- [Records provided]:
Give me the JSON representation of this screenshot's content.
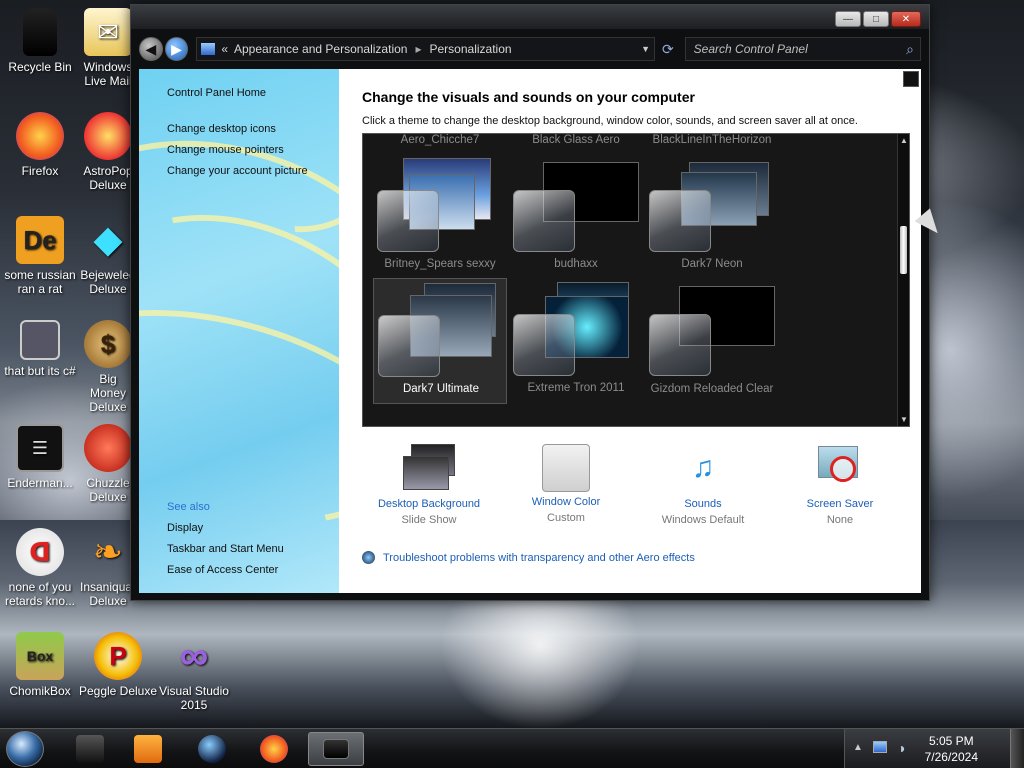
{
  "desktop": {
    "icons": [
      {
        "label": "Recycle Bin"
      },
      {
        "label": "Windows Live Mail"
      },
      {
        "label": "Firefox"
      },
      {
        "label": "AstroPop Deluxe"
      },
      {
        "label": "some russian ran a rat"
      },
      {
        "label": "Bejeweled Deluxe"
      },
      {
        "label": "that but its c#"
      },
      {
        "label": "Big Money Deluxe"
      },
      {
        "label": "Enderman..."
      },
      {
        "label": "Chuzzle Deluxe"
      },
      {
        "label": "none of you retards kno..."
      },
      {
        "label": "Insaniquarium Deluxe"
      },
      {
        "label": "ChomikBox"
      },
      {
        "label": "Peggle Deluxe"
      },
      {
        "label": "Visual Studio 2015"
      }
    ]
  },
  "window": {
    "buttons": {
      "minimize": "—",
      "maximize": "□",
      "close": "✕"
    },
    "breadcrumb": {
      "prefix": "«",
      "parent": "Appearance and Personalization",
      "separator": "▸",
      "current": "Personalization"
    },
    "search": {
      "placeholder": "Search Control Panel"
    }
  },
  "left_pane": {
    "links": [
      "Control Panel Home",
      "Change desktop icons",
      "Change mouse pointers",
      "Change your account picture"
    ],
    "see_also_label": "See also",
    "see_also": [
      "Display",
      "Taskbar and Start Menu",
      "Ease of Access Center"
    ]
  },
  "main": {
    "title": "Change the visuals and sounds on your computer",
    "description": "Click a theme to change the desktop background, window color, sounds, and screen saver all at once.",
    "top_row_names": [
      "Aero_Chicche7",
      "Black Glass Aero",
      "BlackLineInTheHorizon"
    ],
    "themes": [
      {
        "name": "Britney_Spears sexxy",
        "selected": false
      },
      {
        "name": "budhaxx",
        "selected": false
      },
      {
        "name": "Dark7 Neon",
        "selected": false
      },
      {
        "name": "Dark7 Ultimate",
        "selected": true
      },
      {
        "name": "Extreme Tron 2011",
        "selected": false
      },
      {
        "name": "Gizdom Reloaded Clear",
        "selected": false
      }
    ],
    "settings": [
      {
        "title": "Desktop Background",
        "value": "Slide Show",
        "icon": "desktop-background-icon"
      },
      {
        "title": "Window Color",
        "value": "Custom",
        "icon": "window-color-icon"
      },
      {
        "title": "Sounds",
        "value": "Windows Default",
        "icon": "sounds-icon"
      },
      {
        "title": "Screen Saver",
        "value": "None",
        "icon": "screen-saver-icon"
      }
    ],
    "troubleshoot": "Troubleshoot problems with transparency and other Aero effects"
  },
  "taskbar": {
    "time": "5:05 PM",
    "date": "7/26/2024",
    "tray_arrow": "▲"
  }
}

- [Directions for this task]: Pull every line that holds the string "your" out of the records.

- [Solved problem]:
      "Change your account picture"
    "title": "Change the visuals and sounds on your computer",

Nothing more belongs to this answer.